You can see this illustrated quite effectively via data from SocialGuide, a start-up that tracks who’s saying what on the Web about live TV. SocialGuide wants to track TV commentary on all of the social media platforms, but right now it has the best bead on Twitter, because it has access to the service’s data “firehose.”
So while the chart below, which looks at TV shows that aired during the last week of May “sweeps,” technically encompasses more than Twitter data — there’s some Facebook commentary included there, for instance — it’s best to look at it as a Twitter proxy for now:

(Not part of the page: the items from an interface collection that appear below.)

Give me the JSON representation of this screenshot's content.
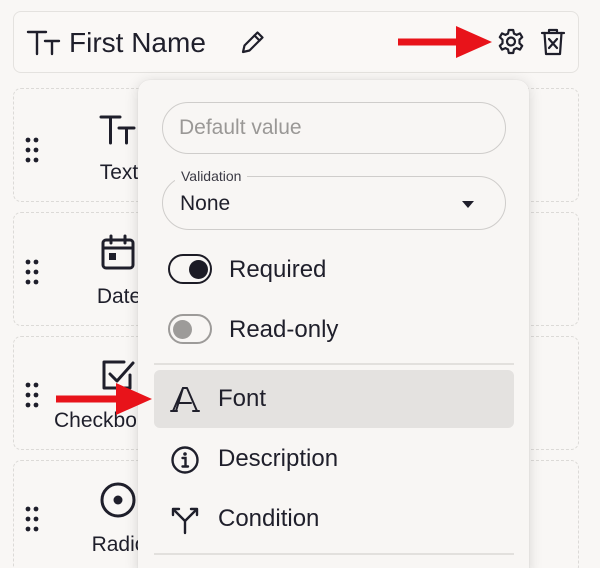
{
  "field": {
    "title": "First Name",
    "type_icon": "text-type-icon",
    "actions": [
      "edit-pencil-icon",
      "gear-icon",
      "trash-icon"
    ]
  },
  "palette": [
    {
      "label": "Text",
      "icon": "text-type-icon"
    },
    {
      "label": "Date",
      "icon": "calendar-icon"
    },
    {
      "label": "Checkbo",
      "icon": "checkbox-icon"
    },
    {
      "label": "Radio",
      "icon": "radio-icon"
    }
  ],
  "menu": {
    "default_value_placeholder": "Default value",
    "validation": {
      "label": "Validation",
      "value": "None"
    },
    "toggles": [
      {
        "label": "Required",
        "on": true
      },
      {
        "label": "Read-only",
        "on": false
      }
    ],
    "items": [
      {
        "label": "Font",
        "icon": "font-icon",
        "highlighted": true
      },
      {
        "label": "Description",
        "icon": "info-icon",
        "highlighted": false
      },
      {
        "label": "Condition",
        "icon": "branch-icon",
        "highlighted": false
      }
    ]
  },
  "colors": {
    "arrow": "#e8131a",
    "ink": "#1f1f2b",
    "background": "#f9f7f5",
    "highlight": "#e4e2e0"
  }
}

Notice that some of the most popular shows on TV are also a big deal on Twitter: American Idol, Glee, and some of the NBA playoff games map very closely on the two rankings.
But in other cases, there’s a big disparity.
For instance, there’s a slew of reality shows — “Mob Wives,” “America’s Best Dance Crew,” “Khloe & Lamar,” etc., that don’t crack the Nielsen top 100 for the week, but all place very highly on SocialGuide’s chart. Meanwhile, some of TV’s most popular shows, like “NCIS” and “Modern Family,” show up much further down SocialGuide’s rankings.
(If you’re interested in methodology, here’s a brief version: SocialGuide is only tracking commentary made while the shows are airing. But it’s attempting to track both explicit “check-ins” — either made using Twitter hashtags or via services like GetGlue — and implicit ones, when users refer to the show by name, etc.)
So what does that tell us? Hard to say. It’s tempting to make demographic links on some of these shows — for instance, surveys show that Twitter has a disproportionately large African-American user base, and perhaps that skews the ratings for shows like “Love & HipHop.”
But the data is pretty scattered, so I’d be wary of that: Anyone want to suggest why “Extreme Couponing” does well on Twitter? Also, is “Extreme Couponing” what I think it is?
In any case, the dream scenario for Twitter’s sales and marketing team (hi, Adam!) would be data that shows increasing Twitter popularity reflected in a show’s ratings. SocialGuide is just starting to publish this data, so it will be worth watching in the months to come.